TASK - Only the text of the records belongs in the answer, copied exactly, with every picture omitted.

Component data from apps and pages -
────

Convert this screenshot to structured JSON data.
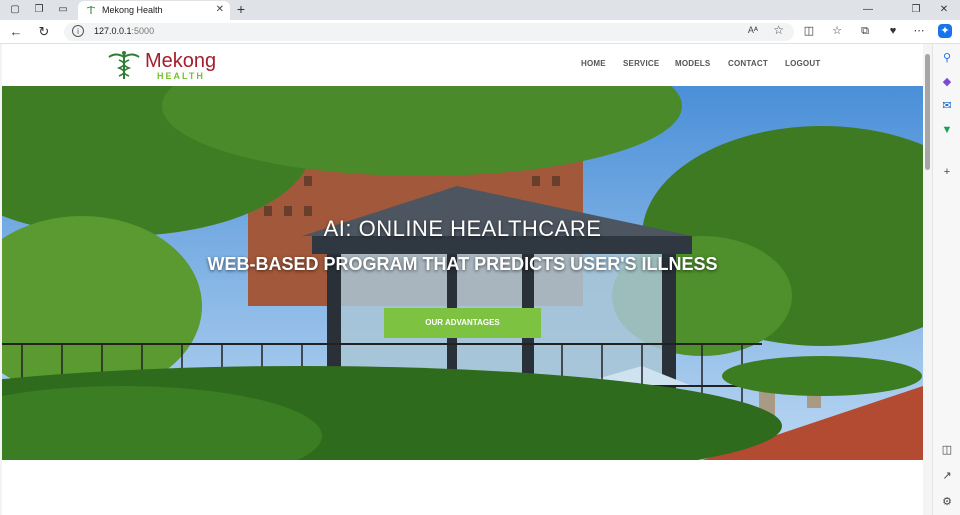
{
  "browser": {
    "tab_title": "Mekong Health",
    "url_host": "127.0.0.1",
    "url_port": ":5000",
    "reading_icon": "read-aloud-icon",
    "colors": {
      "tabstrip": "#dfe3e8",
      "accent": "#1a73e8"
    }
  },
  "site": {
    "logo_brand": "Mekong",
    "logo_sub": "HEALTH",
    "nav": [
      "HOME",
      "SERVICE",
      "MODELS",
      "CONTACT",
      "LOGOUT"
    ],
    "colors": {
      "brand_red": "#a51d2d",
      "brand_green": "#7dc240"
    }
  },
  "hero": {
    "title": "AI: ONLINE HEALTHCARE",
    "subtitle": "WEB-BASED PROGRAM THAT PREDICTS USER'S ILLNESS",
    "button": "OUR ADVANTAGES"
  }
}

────

OUTPUT OF THE EXERCISE -
Convert this screenshot to structured JSON data.
{
  "browser": {
    "tab_title": "Mekong Health",
    "url_host": "127.0.0.1",
    "url_port": ":5000",
    "reading_icon": "read-aloud-icon",
    "colors": {
      "tabstrip": "#dfe3e8",
      "accent": "#1a73e8"
    }
  },
  "site": {
    "logo_brand": "Mekong",
    "logo_sub": "HEALTH",
    "nav": [
      "HOME",
      "SERVICE",
      "MODELS",
      "CONTACT",
      "LOGOUT"
    ],
    "colors": {
      "brand_red": "#a51d2d",
      "brand_green": "#7dc240"
    }
  },
  "hero": {
    "title": "AI: ONLINE HEALTHCARE",
    "subtitle": "WEB-BASED PROGRAM THAT PREDICTS USER'S ILLNESS",
    "button": "OUR ADVANTAGES"
  }
}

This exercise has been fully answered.